3) HTTP (Hypertext transfer protocol)


You will have seen the abbreviation “http” a lot as it is at the beginning of every url. HTTP is not another mechanism for sending a message, but is a structured language in which the messages should be sent. Imagine that a class were talking to each other over walkie talkies. Katie might say “The ball is in the box, over” and William might reply “10-4, Katie” which means “message received”. On walkie talkies we use a very structured language for clarity. In the same way, computers use a very structured language when they send a message over TCP to ask for a webpage. The structured language is called “http”.

So what happens when we click on the link within a web page?


We might see a link like this “http://www.bbc.co.uk/iplayer/cbeebies/2014-05-12” within the main page  “http://www.bbc.co.uk/cbeebies/games/”. We can then click on this link. When we do this, the computer sends a message using http language, through its TCP connection, to the computer that holds the original copy of the website. The message asks the computer for the part of the website that corresponds to the sub-section of the website “/iplayer/cbeebies/2014-05-12”. That page will be sent back and quickly displayed in our browser window.

What can we use the internet for?


There are many useful facilities offered by the internet. The network makes it very easy for people to communicate in writing, by voice or video message. A person in the UK can have a video phone call with several other people in several countries all at the same time, to solve a complex problem. This is now a daily activity for business people, scientists, politicians, families and many others.


Big companies and charities offer many other services via the www. Google books is making online copies available of all (out of copyright) books. People can send instructions to their banks or companies like Paypal through secure systems via the www and so organise their money online. There are special shops that operate only online (e.g. Amazon and Play.com). We can write to newspapers or to our MPs and MEPs through the internet.

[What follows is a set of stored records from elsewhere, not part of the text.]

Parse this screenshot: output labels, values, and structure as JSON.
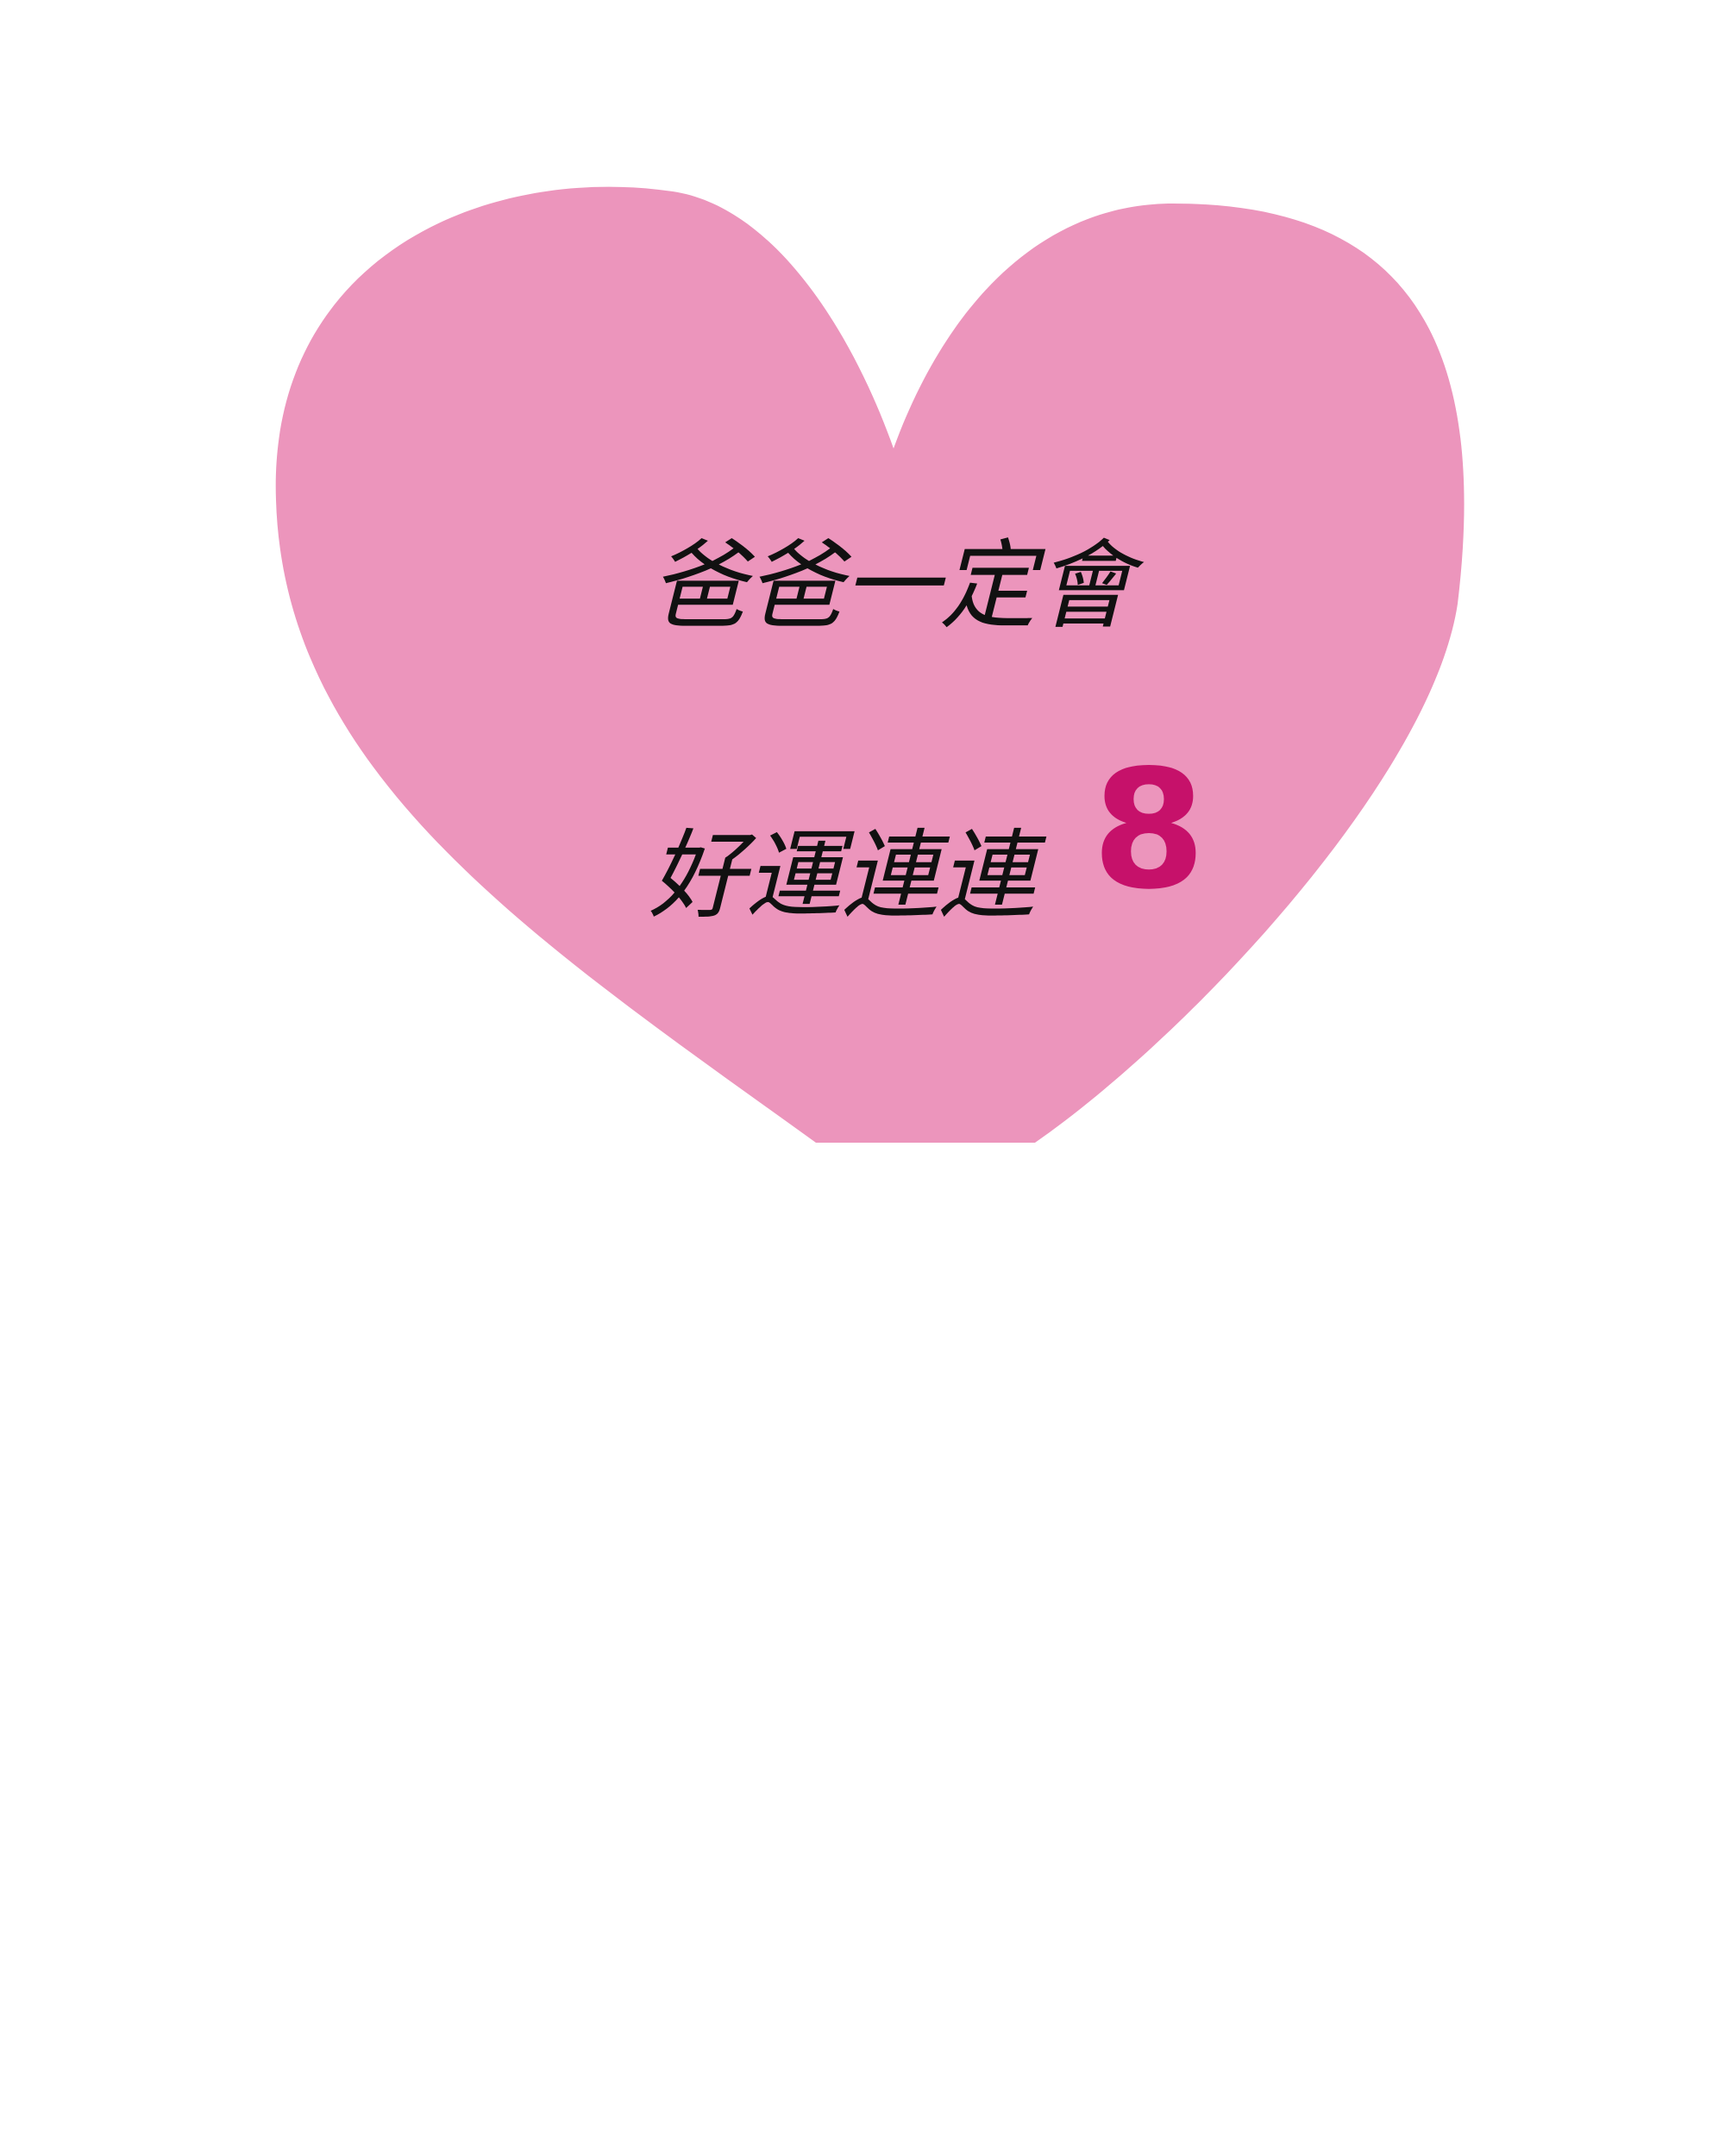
{
  "message": {
    "line1": "爸爸一定會",
    "line2": "好運連連",
    "accent": "8"
  },
  "colors": {
    "background": "#ffffff",
    "heart": "#ec95bc",
    "text": "#111111",
    "accent": "#c6116a"
  },
  "shapes": [
    "heart-shape"
  ]
}
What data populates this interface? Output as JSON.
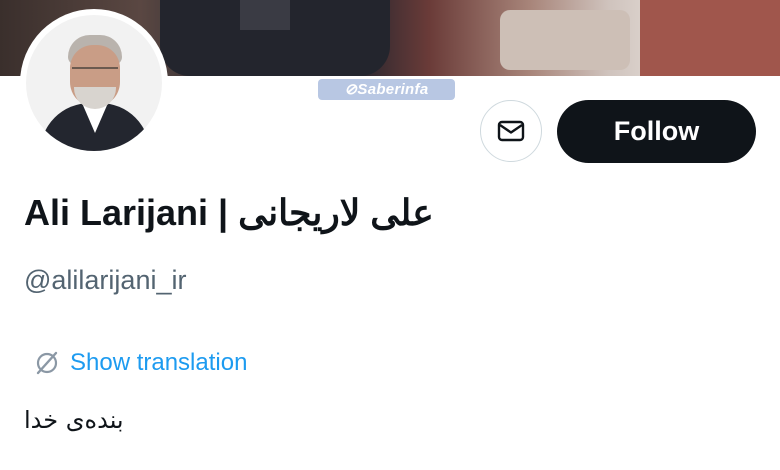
{
  "profile": {
    "display_name": "Ali Larijani | علی لاریجانی",
    "handle": "@alilarijani_ir",
    "bio": "بنده‌ی خدا"
  },
  "actions": {
    "follow_label": "Follow",
    "message_icon": "envelope-icon"
  },
  "translation": {
    "label": "Show translation",
    "icon": "translate-icon"
  },
  "watermark": {
    "text": "⊘Saberinfa"
  },
  "colors": {
    "follow_bg": "#0f1419",
    "link": "#1d9bf0",
    "secondary_text": "#536471"
  }
}
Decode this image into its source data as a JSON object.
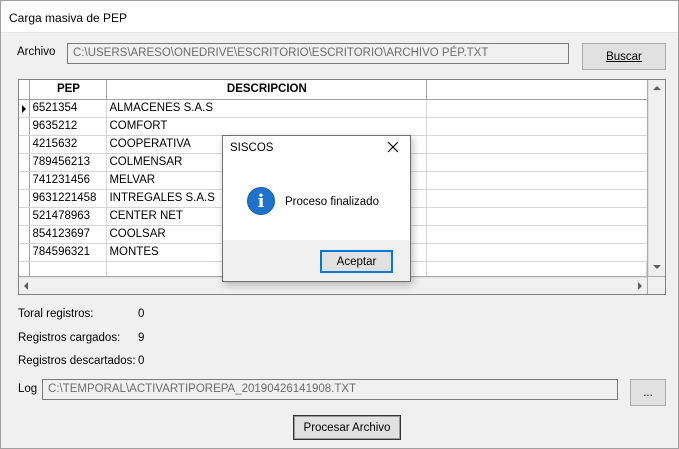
{
  "window": {
    "title": "Carga masiva de PEP"
  },
  "archivo": {
    "label": "Archivo",
    "value": "C:\\USERS\\ARESO\\ONEDRIVE\\ESCRITORIO\\ESCRITORIO\\ARCHIVO PÉP.TXT",
    "button_label": "Buscar"
  },
  "grid": {
    "columns": [
      "PEP",
      "DESCRIPCION"
    ],
    "rows": [
      {
        "pep": "6521354",
        "descripcion": "ALMACENES S.A.S"
      },
      {
        "pep": "9635212",
        "descripcion": "COMFORT"
      },
      {
        "pep": "4215632",
        "descripcion": "COOPERATIVA"
      },
      {
        "pep": "789456213",
        "descripcion": "COLMENSAR"
      },
      {
        "pep": "741231456",
        "descripcion": "MELVAR"
      },
      {
        "pep": "9631221458",
        "descripcion": "INTREGALES S.A.S"
      },
      {
        "pep": "521478963",
        "descripcion": "CENTER NET"
      },
      {
        "pep": "854123697",
        "descripcion": "COOLSAR"
      },
      {
        "pep": "784596321",
        "descripcion": "MONTES"
      }
    ]
  },
  "stats": {
    "total_label": "Toral registros:",
    "total_value": "0",
    "cargados_label": "Registros cargados:",
    "cargados_value": "9",
    "descartados_label": "Registros descartados:",
    "descartados_value": "0"
  },
  "log": {
    "label": "Log",
    "value": "C:\\TEMPORAL\\ACTIVARTIPOREPA_20190426141908.TXT",
    "button_label": "..."
  },
  "process_button": "Procesar Archivo",
  "dialog": {
    "title": "SISCOS",
    "message": "Proceso finalizado",
    "ok_label": "Aceptar",
    "icon": "info-icon"
  }
}
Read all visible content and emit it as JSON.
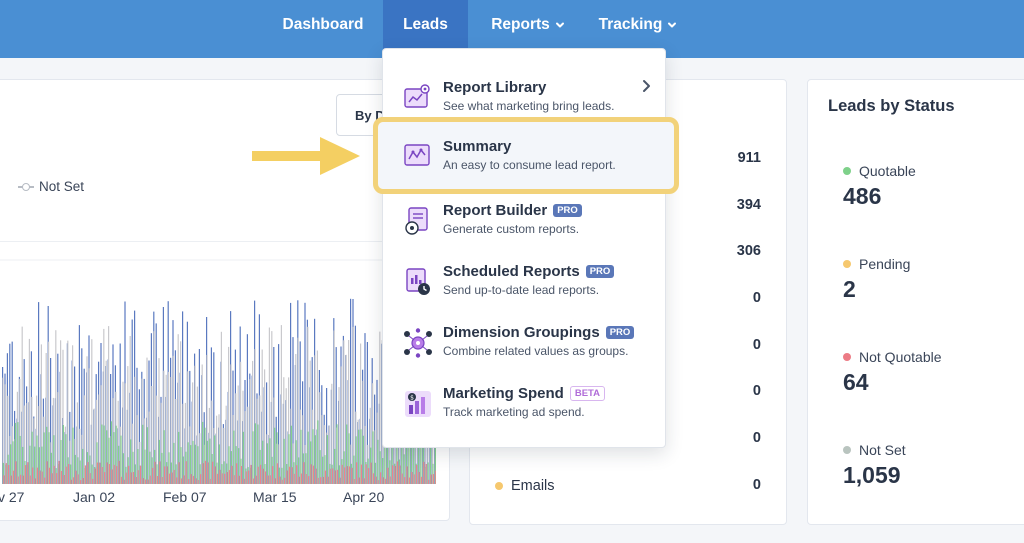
{
  "nav": {
    "items": [
      {
        "label": "Dashboard",
        "has_chevron": false
      },
      {
        "label": "Leads",
        "has_chevron": false,
        "active": true
      },
      {
        "label": "Reports",
        "has_chevron": true
      },
      {
        "label": "Tracking",
        "has_chevron": true
      }
    ]
  },
  "chart_card": {
    "button_label": "By D",
    "legend": {
      "not_set": "Not Set"
    },
    "x_ticks": [
      "v 27",
      "Jan 02",
      "Feb 07",
      "Mar 15",
      "Apr 20"
    ]
  },
  "chart_data": {
    "type": "bar",
    "xlabel": "",
    "ylabel": "",
    "x_ticks": [
      "v 27",
      "Jan 02",
      "Feb 07",
      "Mar 15",
      "Apr 20"
    ],
    "series": [
      {
        "color": "#5a79c0"
      },
      {
        "color": "#c9c9cd"
      },
      {
        "color": "#86cf8d"
      },
      {
        "color": "#e9868b"
      }
    ]
  },
  "mid_card": {
    "values": [
      "911",
      "394",
      "306",
      "0",
      "0",
      "0",
      "0",
      "0"
    ],
    "emails_label": "Emails",
    "emails_color": "#f6c86e"
  },
  "status_card": {
    "title": "Leads by Status",
    "items": [
      {
        "label": "Quotable",
        "value": "486",
        "color": "#7ed18a"
      },
      {
        "label": "Pending",
        "value": "2",
        "color": "#f6c86e"
      },
      {
        "label": "Not Quotable",
        "value": "64",
        "color": "#ec7b85"
      },
      {
        "label": "Not Set",
        "value": "1,059",
        "color": "#b9c4bf"
      }
    ]
  },
  "dropdown": {
    "items": [
      {
        "title": "Report Library",
        "desc": "See what marketing bring leads.",
        "badge": "",
        "icon": "report-library-icon"
      },
      {
        "title": "Summary",
        "desc": "An easy to consume lead report.",
        "badge": "",
        "icon": "summary-chart-icon"
      },
      {
        "title": "Report Builder",
        "desc": "Generate custom reports.",
        "badge": "PRO",
        "icon": "report-builder-icon"
      },
      {
        "title": "Scheduled Reports",
        "desc": "Send up-to-date lead reports.",
        "badge": "PRO",
        "icon": "scheduled-report-icon"
      },
      {
        "title": "Dimension Groupings",
        "desc": "Combine related values as groups.",
        "badge": "PRO",
        "icon": "dimension-groupings-icon"
      },
      {
        "title": "Marketing Spend",
        "desc": "Track marketing ad spend.",
        "badge": "BETA",
        "icon": "marketing-spend-icon"
      }
    ]
  },
  "colors": {
    "nav_bg": "#4a8fd3",
    "nav_active": "#3a74c3",
    "highlight": "#f2d27a",
    "arrow": "#f4cf62",
    "pro_badge": "#5a77b8"
  }
}
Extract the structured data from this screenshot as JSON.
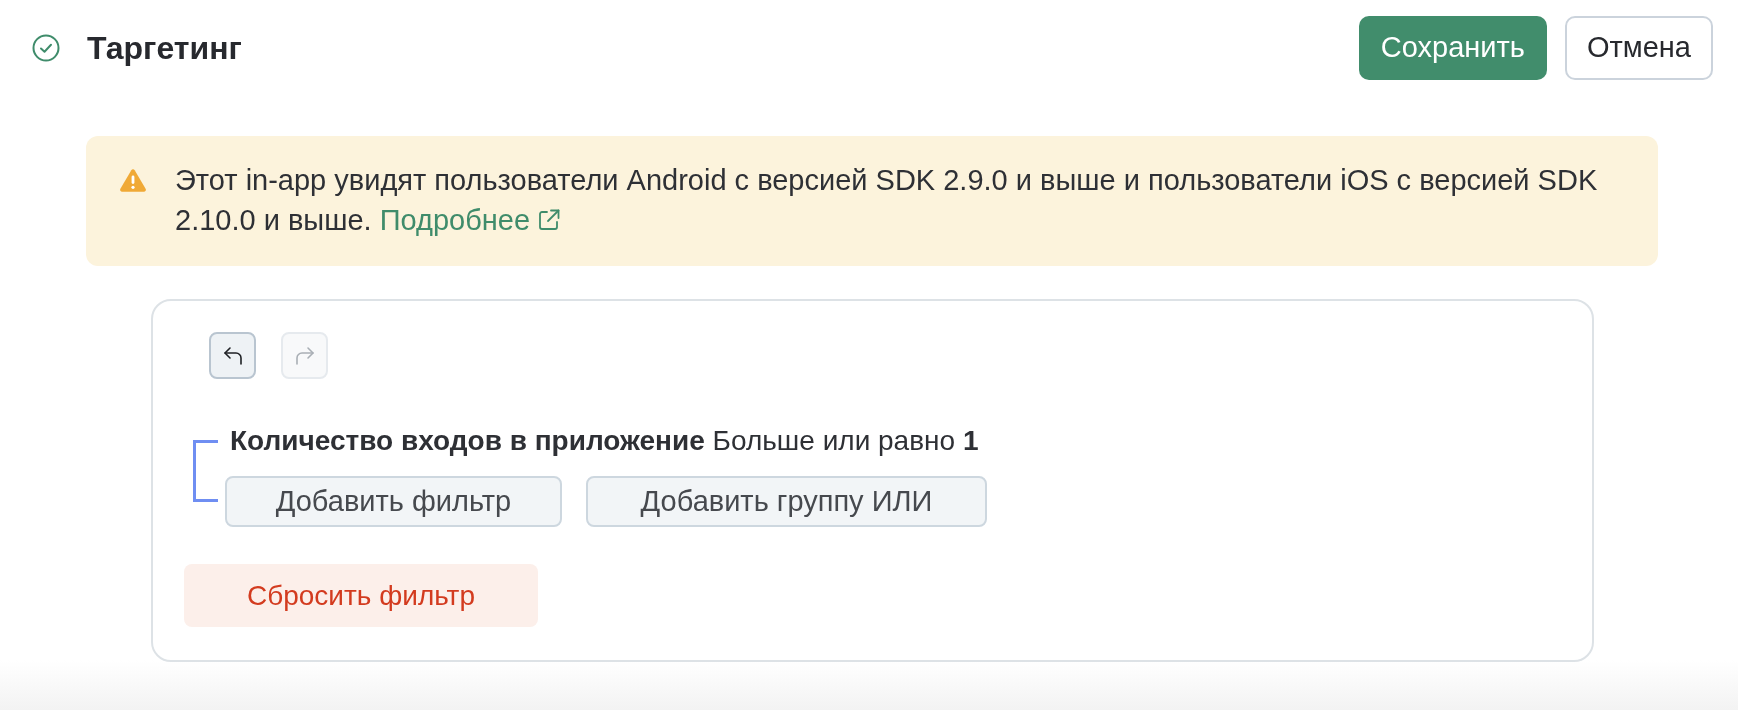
{
  "header": {
    "title": "Таргетинг",
    "buttons": [
      {
        "label": "Сохранить",
        "kind": "primary"
      },
      {
        "label": "Отмена",
        "kind": "secondary"
      }
    ]
  },
  "alert": {
    "text": "Этот in-app увидят пользователи Android с версией SDK 2.9.0 и выше и пользователи iOS с версией SDK 2.10.0 и выше.",
    "link": "Подробнее"
  },
  "editor": {
    "history": [
      {
        "kind": "undo",
        "disabled": false
      },
      {
        "kind": "redo",
        "disabled": true
      }
    ],
    "group": {
      "condition": "**Количество входов в приложение** Больше или равно **1**",
      "actions": [
        "Добавить фильтр",
        "Добавить группу ИЛИ"
      ]
    },
    "reset": "Сбросить фильтр"
  }
}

Friends and organisations communicate through social networks such as facebook and twitter, and very serious work is sometimes done through such media - such as organising how to get safely to work in a place that is in the grip of a civil war.


There is also a lot of crime on the www and the government and the police are still working out how to establish laws to control this crime, and how detect and punish it. We have to be very careful when using the www to avoid being duped by criminals, and to avoid handing over our personal information to the wrong people.







Thursday, 22 May 2014

Pheasants

This is a male common pheasant (Phasianus colchicus). He is a wild pheasant but is fed daily by a family, whose garden he visits. The garden is in a housing estate, but backs onto a large expanse of moorland, and is also visited by roe deer. The pheasant is about two feet long. 



His feathers are very bright and decorative. The family who care for him have recently started giving medicine to stop infection by ticks. I understand that this really helps the health of the pheasant, and causes the red wattle on his head to develop well. The well developed wattle is a sign to the females that the pheasant is in good health, and shortly after the tick treatment started, the pheasant appeared with a family (a female pheasant and three babies). The female and babies have disappeared just now, and it is likely that they are sitting on eggs. 



This is a close up view of the feathers, which are very decorative. 




This pheasant is an extremely gentle passive bird, quite unlike a cockerel, and frequently is chased away from his food by other smaller garden birds. He seems to do very well in life though, and comes every day to tap on his family's windows to ask for seed.

The photograph was taken using a 1:1 macro lens from a distance of about 8 feet with a 1/200th second exposure.